Work required:
Gather up every line from the entries below that uses the word "this".
-------- Recorded information --------
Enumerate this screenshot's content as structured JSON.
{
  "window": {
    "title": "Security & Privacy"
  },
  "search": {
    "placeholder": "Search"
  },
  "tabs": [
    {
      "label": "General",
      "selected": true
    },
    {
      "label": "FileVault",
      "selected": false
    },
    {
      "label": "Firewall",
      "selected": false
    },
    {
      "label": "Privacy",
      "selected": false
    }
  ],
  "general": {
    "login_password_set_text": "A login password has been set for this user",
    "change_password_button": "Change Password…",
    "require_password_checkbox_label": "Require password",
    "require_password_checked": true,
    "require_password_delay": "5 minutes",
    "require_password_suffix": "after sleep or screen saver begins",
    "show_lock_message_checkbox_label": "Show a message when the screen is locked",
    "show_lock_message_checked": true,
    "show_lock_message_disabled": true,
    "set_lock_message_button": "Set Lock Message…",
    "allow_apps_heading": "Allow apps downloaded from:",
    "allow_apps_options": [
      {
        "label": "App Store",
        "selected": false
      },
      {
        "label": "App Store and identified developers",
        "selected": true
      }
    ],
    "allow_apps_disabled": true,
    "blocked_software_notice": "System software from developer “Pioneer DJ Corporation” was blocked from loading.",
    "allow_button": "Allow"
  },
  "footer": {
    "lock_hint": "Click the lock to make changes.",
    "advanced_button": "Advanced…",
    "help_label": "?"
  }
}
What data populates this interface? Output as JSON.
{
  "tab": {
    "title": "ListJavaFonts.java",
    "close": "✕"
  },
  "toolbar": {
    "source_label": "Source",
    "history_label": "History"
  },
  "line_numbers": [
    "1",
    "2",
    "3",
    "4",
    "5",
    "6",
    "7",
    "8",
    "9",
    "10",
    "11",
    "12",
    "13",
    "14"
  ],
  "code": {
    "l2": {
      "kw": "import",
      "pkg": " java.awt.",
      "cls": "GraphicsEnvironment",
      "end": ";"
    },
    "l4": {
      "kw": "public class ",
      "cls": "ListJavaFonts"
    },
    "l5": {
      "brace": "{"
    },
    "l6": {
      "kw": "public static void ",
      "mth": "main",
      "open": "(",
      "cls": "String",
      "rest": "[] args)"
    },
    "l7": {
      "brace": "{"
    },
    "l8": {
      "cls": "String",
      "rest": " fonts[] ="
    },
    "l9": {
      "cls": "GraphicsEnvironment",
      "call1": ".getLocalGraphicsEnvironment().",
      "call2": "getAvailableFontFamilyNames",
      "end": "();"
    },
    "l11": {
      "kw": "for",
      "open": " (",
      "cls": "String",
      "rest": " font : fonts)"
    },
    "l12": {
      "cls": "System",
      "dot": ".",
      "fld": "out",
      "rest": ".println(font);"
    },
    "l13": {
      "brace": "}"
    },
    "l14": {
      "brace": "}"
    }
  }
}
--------
Problem solution:
Enumerate this screenshot's content as structured JSON.
    "login_password_set_text": "A login password has been set for this user",
What data populates this interface? Output as JSON.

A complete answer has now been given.